Extracted material: Begin
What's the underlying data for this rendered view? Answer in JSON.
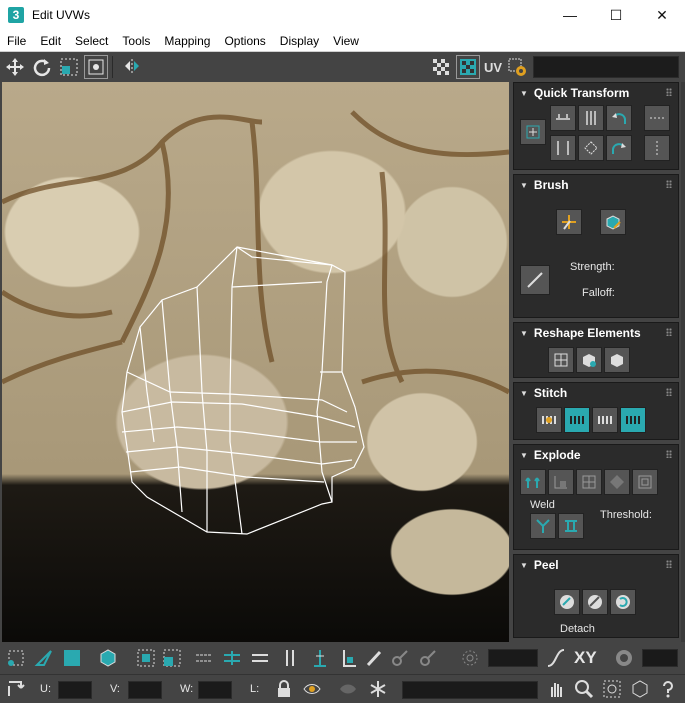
{
  "window": {
    "title": "Edit UVWs",
    "app_icon": "3",
    "minimize": "—",
    "maximize": "☐",
    "close": "✕"
  },
  "menu": [
    "File",
    "Edit",
    "Select",
    "Tools",
    "Mapping",
    "Options",
    "Display",
    "View"
  ],
  "toolbar": {
    "uv_label": "UV"
  },
  "panel": {
    "quick_transform": {
      "title": "Quick Transform"
    },
    "brush": {
      "title": "Brush",
      "strength_label": "Strength:",
      "falloff_label": "Falloff:"
    },
    "reshape": {
      "title": "Reshape Elements"
    },
    "stitch": {
      "title": "Stitch"
    },
    "explode": {
      "title": "Explode",
      "weld_label": "Weld",
      "threshold_label": "Threshold:"
    },
    "peel": {
      "title": "Peel",
      "detach_label": "Detach"
    }
  },
  "bottom": {
    "xy_label": "XY",
    "u_label": "U:",
    "v_label": "V:",
    "w_label": "W:",
    "l_label": "L:"
  },
  "colors": {
    "accent": "#2aa9b0",
    "panel_bg": "#2b2b2b",
    "toolbar_bg": "#444444"
  }
}
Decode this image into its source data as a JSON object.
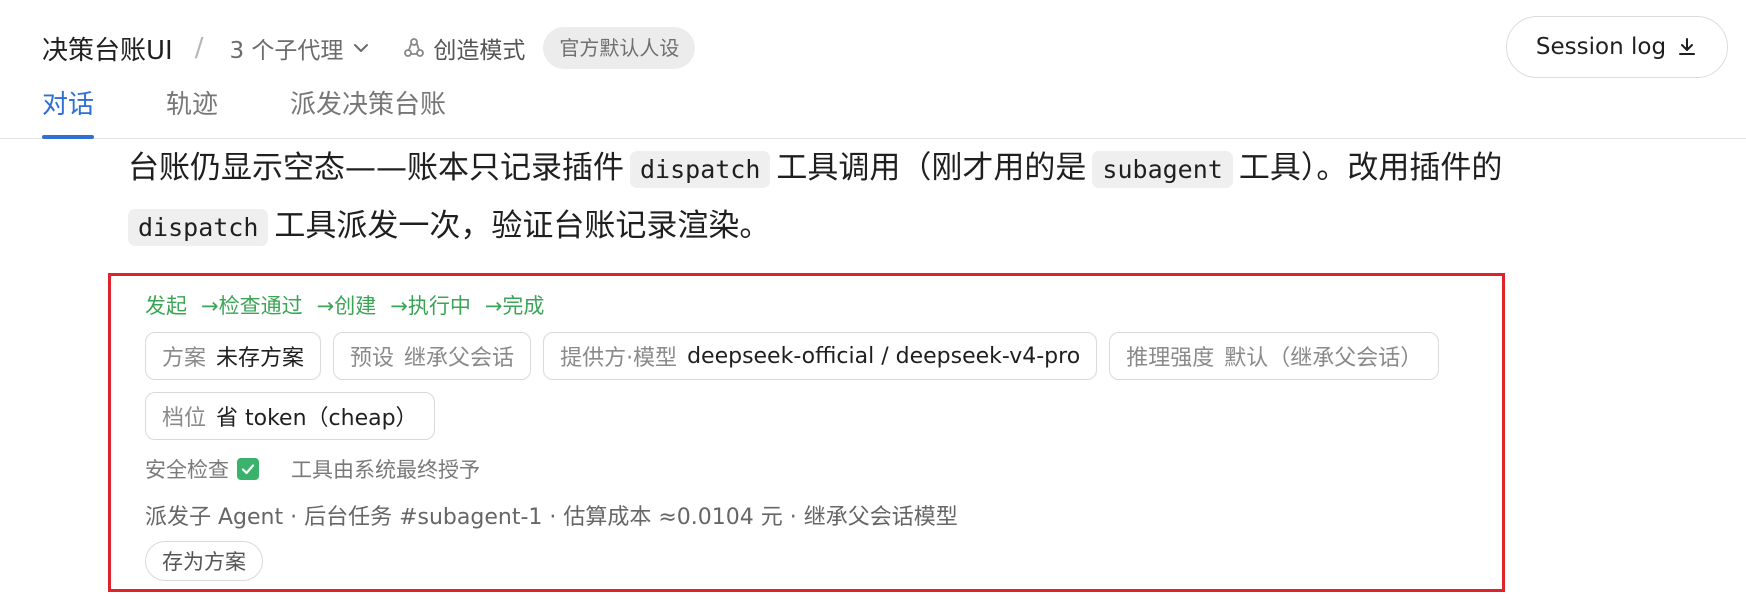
{
  "header": {
    "app_title": "决策台账UI",
    "separator": "/",
    "agent_count_label": "3 个子代理",
    "mode_label": "创造模式",
    "persona_badge": "官方默认人设",
    "session_log_label": "Session log"
  },
  "tabs": [
    {
      "label": "对话",
      "active": true
    },
    {
      "label": "轨迹",
      "active": false
    },
    {
      "label": "派发决策台账",
      "active": false
    }
  ],
  "message": {
    "p1": "台账仍显示空态——账本只记录插件",
    "code1": "dispatch",
    "p2": "工具调用（刚才用的是",
    "code2": "subagent",
    "p3": "工具）。改用插件的",
    "code3": "dispatch",
    "p4": "工具派发一次，验证台账记录渲染。"
  },
  "ledger": {
    "flow_steps": [
      "发起",
      "→检查通过",
      "→创建",
      "→执行中",
      "→完成"
    ],
    "chips": [
      {
        "key": "方案",
        "value": "未存方案"
      },
      {
        "key": "预设",
        "value": "继承父会话"
      },
      {
        "key": "提供方·模型",
        "value": "deepseek-official / deepseek-v4-pro"
      },
      {
        "key": "推理强度",
        "value": "默认（继承父会话）"
      },
      {
        "key": "档位",
        "value": "省 token（cheap）"
      }
    ],
    "security_label": "安全检查",
    "tool_grant_label": "工具由系统最终授予",
    "info_line": "派发子 Agent · 后台任务 #subagent-1 · 估算成本 ≈0.0104 元 · 继承父会话模型",
    "save_button_label": "存为方案"
  },
  "colors": {
    "accent": "#2f6fd6",
    "flow_green": "#3aa655",
    "card_border": "#e0222c",
    "check_green": "#3bb26b"
  }
}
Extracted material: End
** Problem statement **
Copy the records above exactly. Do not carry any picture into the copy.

** Completed exercise **
What's the underlying data for this rendered view? Answer in JSON.
{
  "window": {
    "title": "Edit UVWs",
    "app_icon": "3",
    "minimize": "—",
    "maximize": "☐",
    "close": "✕"
  },
  "menu": [
    "File",
    "Edit",
    "Select",
    "Tools",
    "Mapping",
    "Options",
    "Display",
    "View"
  ],
  "toolbar": {
    "uv_label": "UV"
  },
  "panel": {
    "quick_transform": {
      "title": "Quick Transform"
    },
    "brush": {
      "title": "Brush",
      "strength_label": "Strength:",
      "falloff_label": "Falloff:"
    },
    "reshape": {
      "title": "Reshape Elements"
    },
    "stitch": {
      "title": "Stitch"
    },
    "explode": {
      "title": "Explode",
      "weld_label": "Weld",
      "threshold_label": "Threshold:"
    },
    "peel": {
      "title": "Peel",
      "detach_label": "Detach"
    }
  },
  "bottom": {
    "xy_label": "XY",
    "u_label": "U:",
    "v_label": "V:",
    "w_label": "W:",
    "l_label": "L:"
  },
  "colors": {
    "accent": "#2aa9b0",
    "panel_bg": "#2b2b2b",
    "toolbar_bg": "#444444"
  }
}
Decode this image into its source data as a JSON object.
{
  "header": {
    "app_title": "决策台账UI",
    "separator": "/",
    "agent_count_label": "3 个子代理",
    "mode_label": "创造模式",
    "persona_badge": "官方默认人设",
    "session_log_label": "Session log"
  },
  "tabs": [
    {
      "label": "对话",
      "active": true
    },
    {
      "label": "轨迹",
      "active": false
    },
    {
      "label": "派发决策台账",
      "active": false
    }
  ],
  "message": {
    "p1": "台账仍显示空态——账本只记录插件",
    "code1": "dispatch",
    "p2": "工具调用（刚才用的是",
    "code2": "subagent",
    "p3": "工具）。改用插件的",
    "code3": "dispatch",
    "p4": "工具派发一次，验证台账记录渲染。"
  },
  "ledger": {
    "flow_steps": [
      "发起",
      "→检查通过",
      "→创建",
      "→执行中",
      "→完成"
    ],
    "chips": [
      {
        "key": "方案",
        "value": "未存方案"
      },
      {
        "key": "预设",
        "value": "继承父会话"
      },
      {
        "key": "提供方·模型",
        "value": "deepseek-official / deepseek-v4-pro"
      },
      {
        "key": "推理强度",
        "value": "默认（继承父会话）"
      },
      {
        "key": "档位",
        "value": "省 token（cheap）"
      }
    ],
    "security_label": "安全检查",
    "tool_grant_label": "工具由系统最终授予",
    "info_line": "派发子 Agent · 后台任务 #subagent-1 · 估算成本 ≈0.0104 元 · 继承父会话模型",
    "save_button_label": "存为方案"
  },
  "colors": {
    "accent": "#2f6fd6",
    "flow_green": "#3aa655",
    "card_border": "#e0222c",
    "check_green": "#3bb26b"
  }
}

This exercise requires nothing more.